The sounds of the wild have been around for millions of years but with the proliferation of urban sprawls, the vast majority of these can only be heard miles away from civilization. While some wilderness aficionados travel to remote places to experience it, some of those sounds can be heard in urban areas if only we can abate the man-made noise that permeate modern day metropolises.
My daily routine includes early-morning walks along the foreshore and through some city streets at the crack of dawn. The choice of time was intended to benefit from the relatively lower pre-dawn temperature, the fresh air off the Atlantic Ocean and the rapidly closing window of quiet time - loosely speaking.
Typical jogging route

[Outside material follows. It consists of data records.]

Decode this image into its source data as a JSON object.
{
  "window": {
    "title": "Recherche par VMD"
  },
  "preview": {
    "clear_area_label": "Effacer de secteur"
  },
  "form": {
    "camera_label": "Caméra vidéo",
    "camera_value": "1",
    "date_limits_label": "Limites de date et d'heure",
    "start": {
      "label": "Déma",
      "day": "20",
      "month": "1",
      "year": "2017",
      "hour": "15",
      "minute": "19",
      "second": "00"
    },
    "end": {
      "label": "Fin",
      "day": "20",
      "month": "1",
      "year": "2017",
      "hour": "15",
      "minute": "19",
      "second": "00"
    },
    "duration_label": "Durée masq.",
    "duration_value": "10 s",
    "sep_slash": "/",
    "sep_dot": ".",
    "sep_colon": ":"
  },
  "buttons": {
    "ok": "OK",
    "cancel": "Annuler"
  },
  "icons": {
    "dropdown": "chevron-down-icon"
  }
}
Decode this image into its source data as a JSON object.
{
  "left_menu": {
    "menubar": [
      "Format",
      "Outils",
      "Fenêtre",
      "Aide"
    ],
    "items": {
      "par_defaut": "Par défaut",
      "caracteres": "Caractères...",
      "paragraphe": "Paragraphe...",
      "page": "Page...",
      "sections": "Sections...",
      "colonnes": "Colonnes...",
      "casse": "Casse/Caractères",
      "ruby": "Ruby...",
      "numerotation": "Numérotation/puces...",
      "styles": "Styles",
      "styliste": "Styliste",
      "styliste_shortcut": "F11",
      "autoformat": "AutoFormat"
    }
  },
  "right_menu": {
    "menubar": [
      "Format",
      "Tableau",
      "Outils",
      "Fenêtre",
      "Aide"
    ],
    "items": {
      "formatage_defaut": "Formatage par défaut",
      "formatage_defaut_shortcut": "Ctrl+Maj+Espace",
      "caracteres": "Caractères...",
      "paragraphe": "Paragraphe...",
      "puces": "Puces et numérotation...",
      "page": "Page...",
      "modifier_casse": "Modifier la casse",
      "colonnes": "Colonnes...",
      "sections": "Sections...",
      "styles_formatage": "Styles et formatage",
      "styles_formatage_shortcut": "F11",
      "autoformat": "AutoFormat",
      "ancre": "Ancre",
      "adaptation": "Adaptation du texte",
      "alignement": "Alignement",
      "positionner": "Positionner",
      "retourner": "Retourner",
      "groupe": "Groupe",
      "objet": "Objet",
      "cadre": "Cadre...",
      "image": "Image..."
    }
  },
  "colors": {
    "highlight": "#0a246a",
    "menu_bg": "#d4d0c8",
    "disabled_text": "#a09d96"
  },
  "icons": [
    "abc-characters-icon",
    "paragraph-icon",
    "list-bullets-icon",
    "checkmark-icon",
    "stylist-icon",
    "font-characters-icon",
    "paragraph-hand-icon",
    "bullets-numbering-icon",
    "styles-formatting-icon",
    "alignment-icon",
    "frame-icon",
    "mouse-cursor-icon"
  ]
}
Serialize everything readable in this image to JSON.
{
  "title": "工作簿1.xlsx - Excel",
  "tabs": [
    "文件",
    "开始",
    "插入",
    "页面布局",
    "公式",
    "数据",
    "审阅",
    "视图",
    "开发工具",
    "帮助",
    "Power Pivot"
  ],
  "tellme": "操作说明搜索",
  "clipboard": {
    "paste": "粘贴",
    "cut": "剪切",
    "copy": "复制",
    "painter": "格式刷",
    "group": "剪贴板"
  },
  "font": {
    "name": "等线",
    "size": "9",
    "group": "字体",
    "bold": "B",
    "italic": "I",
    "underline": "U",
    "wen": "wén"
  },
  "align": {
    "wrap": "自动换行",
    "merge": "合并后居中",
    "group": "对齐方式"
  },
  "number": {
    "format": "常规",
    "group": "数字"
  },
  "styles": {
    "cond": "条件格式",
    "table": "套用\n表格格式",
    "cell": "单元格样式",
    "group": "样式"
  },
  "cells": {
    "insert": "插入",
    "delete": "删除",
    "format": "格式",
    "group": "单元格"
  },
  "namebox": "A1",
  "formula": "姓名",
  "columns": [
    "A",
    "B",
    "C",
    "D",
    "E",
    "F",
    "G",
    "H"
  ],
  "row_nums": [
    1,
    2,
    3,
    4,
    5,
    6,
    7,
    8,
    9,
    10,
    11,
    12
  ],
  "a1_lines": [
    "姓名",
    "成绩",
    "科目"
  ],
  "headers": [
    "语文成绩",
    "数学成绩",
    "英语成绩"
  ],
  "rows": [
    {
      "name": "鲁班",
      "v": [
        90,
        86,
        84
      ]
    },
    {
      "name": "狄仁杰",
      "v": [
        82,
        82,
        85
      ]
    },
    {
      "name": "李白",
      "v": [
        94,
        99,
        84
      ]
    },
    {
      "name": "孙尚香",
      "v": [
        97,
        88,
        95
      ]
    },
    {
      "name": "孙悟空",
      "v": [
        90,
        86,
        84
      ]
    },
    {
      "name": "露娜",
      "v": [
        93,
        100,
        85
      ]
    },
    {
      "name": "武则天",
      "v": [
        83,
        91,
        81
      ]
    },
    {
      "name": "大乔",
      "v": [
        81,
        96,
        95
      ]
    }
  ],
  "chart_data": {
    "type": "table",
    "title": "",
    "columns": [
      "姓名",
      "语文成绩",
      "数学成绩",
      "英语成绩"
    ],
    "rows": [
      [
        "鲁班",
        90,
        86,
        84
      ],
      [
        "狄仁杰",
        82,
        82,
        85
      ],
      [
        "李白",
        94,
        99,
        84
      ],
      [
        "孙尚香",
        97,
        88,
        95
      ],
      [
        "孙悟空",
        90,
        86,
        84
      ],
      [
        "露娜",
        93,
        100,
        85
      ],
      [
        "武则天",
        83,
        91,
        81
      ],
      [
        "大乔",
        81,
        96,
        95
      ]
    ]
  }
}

Under normal circumstances, this is the time that the city slowly comes to life with vehicular traffic, vendors setting up their stalls, sanitation workers and remnants of over-night revellers who seemingly lost track of time.
The cacophony of sounds generated when rubber meets the road, humming engines, honking horns, squeaking metal, barking dogs, blaring music and the indistinguishable chatter from the mouths of humans all conspire to drown out the subtle songs of nature.
The imposition of curfews and stay at home orders brought on by the coronavirus pandemic have resulted in the city streets going quiet. Enough to rival the tranquillity of Sunday mornings in a rural area.
With the recession the man-made noise, the sounds of the wild is given the opportunity to be heard and enjoyed. In unison, a litany of calls, coos, chirps, squawks and other avian vocalization fill the atmosphere. From the boisterous kiskadees to the talkative parrots, each bird species announcing their presence.
Although we seldom acknowledge it, the human brain needs stimulation, and the natural environment provides lots of it. Nature's chorus provides an escape from the noisy confusion of live. It is no wonder that astronauts aboard the International Space Station listen to recordings of these sounds to counter the nothingness of space. It is also not accidental that remote lodges deep inside a forest are sought out by city dwellers for rejuvenation.
This little experience helps us to appreciate that there are latent solutions to any problem that may face us, and all that we need to do is pause and remove one or more layers of obstacles that may be obscuring it.
How true was it when Dr. Carl Sagan said, "the absence of evidence is not evidence of absence."?
Imagine if Thomas Edison on his quest to create the first light bulb had stopped after trying 1000 or 5000 or even 9999 times without a solution. We may still have had to light a fire to see at nights. But be persisted knowing that there was a solution, then later characterized his feat with the words: "the light bulb was an invention with 10,000 steps."
How many steps are you prepared to take? How many layers are you likely to peel off to discover something? Like the sounds of the wild in the city, we just need to get out of our own way in order to unearth it.